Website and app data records

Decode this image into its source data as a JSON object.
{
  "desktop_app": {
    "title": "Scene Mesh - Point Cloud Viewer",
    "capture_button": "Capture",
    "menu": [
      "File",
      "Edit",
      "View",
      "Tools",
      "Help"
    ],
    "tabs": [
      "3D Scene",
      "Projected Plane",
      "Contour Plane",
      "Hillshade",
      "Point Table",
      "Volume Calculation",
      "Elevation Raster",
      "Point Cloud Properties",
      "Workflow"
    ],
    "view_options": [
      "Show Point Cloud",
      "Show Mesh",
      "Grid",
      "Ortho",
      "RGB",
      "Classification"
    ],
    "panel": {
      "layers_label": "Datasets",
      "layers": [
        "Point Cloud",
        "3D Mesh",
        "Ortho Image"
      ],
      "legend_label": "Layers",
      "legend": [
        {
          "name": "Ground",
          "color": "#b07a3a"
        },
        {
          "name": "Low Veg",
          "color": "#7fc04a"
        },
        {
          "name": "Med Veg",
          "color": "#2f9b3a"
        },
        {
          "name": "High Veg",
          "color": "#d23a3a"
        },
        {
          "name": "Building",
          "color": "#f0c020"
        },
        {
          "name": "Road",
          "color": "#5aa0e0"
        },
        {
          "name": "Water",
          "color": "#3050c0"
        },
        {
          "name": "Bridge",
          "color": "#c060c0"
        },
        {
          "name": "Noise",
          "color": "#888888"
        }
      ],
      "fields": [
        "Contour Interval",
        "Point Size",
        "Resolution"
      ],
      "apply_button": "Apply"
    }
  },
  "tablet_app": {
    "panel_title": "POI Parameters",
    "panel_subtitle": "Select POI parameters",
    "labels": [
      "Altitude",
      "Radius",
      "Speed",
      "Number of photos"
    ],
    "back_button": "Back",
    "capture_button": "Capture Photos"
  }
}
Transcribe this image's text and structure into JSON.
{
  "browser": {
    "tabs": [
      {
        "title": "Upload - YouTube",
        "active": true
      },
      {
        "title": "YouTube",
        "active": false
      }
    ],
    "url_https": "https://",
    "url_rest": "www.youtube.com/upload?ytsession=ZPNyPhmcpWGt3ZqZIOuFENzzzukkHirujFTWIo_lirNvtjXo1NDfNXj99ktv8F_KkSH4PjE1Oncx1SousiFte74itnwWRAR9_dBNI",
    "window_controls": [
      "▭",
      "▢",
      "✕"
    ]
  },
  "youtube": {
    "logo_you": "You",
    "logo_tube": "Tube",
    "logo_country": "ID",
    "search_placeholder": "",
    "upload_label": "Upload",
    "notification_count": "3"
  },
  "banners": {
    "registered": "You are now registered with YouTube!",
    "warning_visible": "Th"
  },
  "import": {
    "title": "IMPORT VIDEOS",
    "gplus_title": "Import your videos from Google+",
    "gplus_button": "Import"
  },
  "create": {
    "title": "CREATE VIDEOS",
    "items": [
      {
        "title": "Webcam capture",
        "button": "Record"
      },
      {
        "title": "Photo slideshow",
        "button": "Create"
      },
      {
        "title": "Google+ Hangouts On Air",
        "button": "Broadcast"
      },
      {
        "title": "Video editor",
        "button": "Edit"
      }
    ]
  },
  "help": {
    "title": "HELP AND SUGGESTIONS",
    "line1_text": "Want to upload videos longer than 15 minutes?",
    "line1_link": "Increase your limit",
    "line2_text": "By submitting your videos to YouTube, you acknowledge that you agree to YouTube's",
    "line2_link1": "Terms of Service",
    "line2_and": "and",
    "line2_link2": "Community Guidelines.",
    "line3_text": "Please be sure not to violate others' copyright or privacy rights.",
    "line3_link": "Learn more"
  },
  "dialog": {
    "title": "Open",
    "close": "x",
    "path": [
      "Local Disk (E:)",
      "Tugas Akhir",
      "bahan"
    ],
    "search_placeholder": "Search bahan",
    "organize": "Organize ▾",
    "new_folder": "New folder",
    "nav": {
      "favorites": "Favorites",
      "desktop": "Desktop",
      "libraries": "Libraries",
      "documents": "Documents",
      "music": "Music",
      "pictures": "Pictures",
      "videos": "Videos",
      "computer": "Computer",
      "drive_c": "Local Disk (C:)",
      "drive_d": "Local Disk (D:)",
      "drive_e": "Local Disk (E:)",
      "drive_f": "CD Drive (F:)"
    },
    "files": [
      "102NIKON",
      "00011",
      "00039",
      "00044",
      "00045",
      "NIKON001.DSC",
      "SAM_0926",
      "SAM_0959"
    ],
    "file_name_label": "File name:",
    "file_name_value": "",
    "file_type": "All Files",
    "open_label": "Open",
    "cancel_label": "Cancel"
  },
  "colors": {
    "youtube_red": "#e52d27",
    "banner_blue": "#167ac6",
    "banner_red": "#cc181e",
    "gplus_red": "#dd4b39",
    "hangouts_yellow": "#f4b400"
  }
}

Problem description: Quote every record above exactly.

Exercise output:
Decode this image into its source data as a JSON object.
{
  "desktop_app": {
    "title": "Scene Mesh - Point Cloud Viewer",
    "capture_button": "Capture",
    "menu": [
      "File",
      "Edit",
      "View",
      "Tools",
      "Help"
    ],
    "tabs": [
      "3D Scene",
      "Projected Plane",
      "Contour Plane",
      "Hillshade",
      "Point Table",
      "Volume Calculation",
      "Elevation Raster",
      "Point Cloud Properties",
      "Workflow"
    ],
    "view_options": [
      "Show Point Cloud",
      "Show Mesh",
      "Grid",
      "Ortho",
      "RGB",
      "Classification"
    ],
    "panel": {
      "layers_label": "Datasets",
      "layers": [
        "Point Cloud",
        "3D Mesh",
        "Ortho Image"
      ],
      "legend_label": "Layers",
      "legend": [
        {
          "name": "Ground",
          "color": "#b07a3a"
        },
        {
          "name": "Low Veg",
          "color": "#7fc04a"
        },
        {
          "name": "Med Veg",
          "color": "#2f9b3a"
        },
        {
          "name": "High Veg",
          "color": "#d23a3a"
        },
        {
          "name": "Building",
          "color": "#f0c020"
        },
        {
          "name": "Road",
          "color": "#5aa0e0"
        },
        {
          "name": "Water",
          "color": "#3050c0"
        },
        {
          "name": "Bridge",
          "color": "#c060c0"
        },
        {
          "name": "Noise",
          "color": "#888888"
        }
      ],
      "fields": [
        "Contour Interval",
        "Point Size",
        "Resolution"
      ],
      "apply_button": "Apply"
    }
  },
  "tablet_app": {
    "panel_title": "POI Parameters",
    "panel_subtitle": "Select POI parameters",
    "labels": [
      "Altitude",
      "Radius",
      "Speed",
      "Number of photos"
    ],
    "back_button": "Back",
    "capture_button": "Capture Photos"
  }
}
Transcribe this image's text and structure into JSON.
{
  "browser": {
    "tabs": [
      {
        "title": "Upload - YouTube",
        "active": true
      },
      {
        "title": "YouTube",
        "active": false
      }
    ],
    "url_https": "https://",
    "url_rest": "www.youtube.com/upload?ytsession=ZPNyPhmcpWGt3ZqZIOuFENzzzukkHirujFTWIo_lirNvtjXo1NDfNXj99ktv8F_KkSH4PjE1Oncx1SousiFte74itnwWRAR9_dBNI",
    "window_controls": [
      "▭",
      "▢",
      "✕"
    ]
  },
  "youtube": {
    "logo_you": "You",
    "logo_tube": "Tube",
    "logo_country": "ID",
    "search_placeholder": "",
    "upload_label": "Upload",
    "notification_count": "3"
  },
  "banners": {
    "registered": "You are now registered with YouTube!",
    "warning_visible": "Th"
  },
  "import": {
    "title": "IMPORT VIDEOS",
    "gplus_title": "Import your videos from Google+",
    "gplus_button": "Import"
  },
  "create": {
    "title": "CREATE VIDEOS",
    "items": [
      {
        "title": "Webcam capture",
        "button": "Record"
      },
      {
        "title": "Photo slideshow",
        "button": "Create"
      },
      {
        "title": "Google+ Hangouts On Air",
        "button": "Broadcast"
      },
      {
        "title": "Video editor",
        "button": "Edit"
      }
    ]
  },
  "help": {
    "title": "HELP AND SUGGESTIONS",
    "line1_text": "Want to upload videos longer than 15 minutes?",
    "line1_link": "Increase your limit",
    "line2_text": "By submitting your videos to YouTube, you acknowledge that you agree to YouTube's",
    "line2_link1": "Terms of Service",
    "line2_and": "and",
    "line2_link2": "Community Guidelines.",
    "line3_text": "Please be sure not to violate others' copyright or privacy rights.",
    "line3_link": "Learn more"
  },
  "dialog": {
    "title": "Open",
    "close": "x",
    "path": [
      "Local Disk (E:)",
      "Tugas Akhir",
      "bahan"
    ],
    "search_placeholder": "Search bahan",
    "organize": "Organize ▾",
    "new_folder": "New folder",
    "nav": {
      "favorites": "Favorites",
      "desktop": "Desktop",
      "libraries": "Libraries",
      "documents": "Documents",
      "music": "Music",
      "pictures": "Pictures",
      "videos": "Videos",
      "computer": "Computer",
      "drive_c": "Local Disk (C:)",
      "drive_d": "Local Disk (D:)",
      "drive_e": "Local Disk (E:)",
      "drive_f": "CD Drive (F:)"
    },
    "files": [
      "102NIKON",
      "00011",
      "00039",
      "00044",
      "00045",
      "NIKON001.DSC",
      "SAM_0926",
      "SAM_0959"
    ],
    "file_name_label": "File name:",
    "file_name_value": "",
    "file_type": "All Files",
    "open_label": "Open",
    "cancel_label": "Cancel"
  },
  "colors": {
    "youtube_red": "#e52d27",
    "banner_blue": "#167ac6",
    "banner_red": "#cc181e",
    "gplus_red": "#dd4b39",
    "hangouts_yellow": "#f4b400"
  }
}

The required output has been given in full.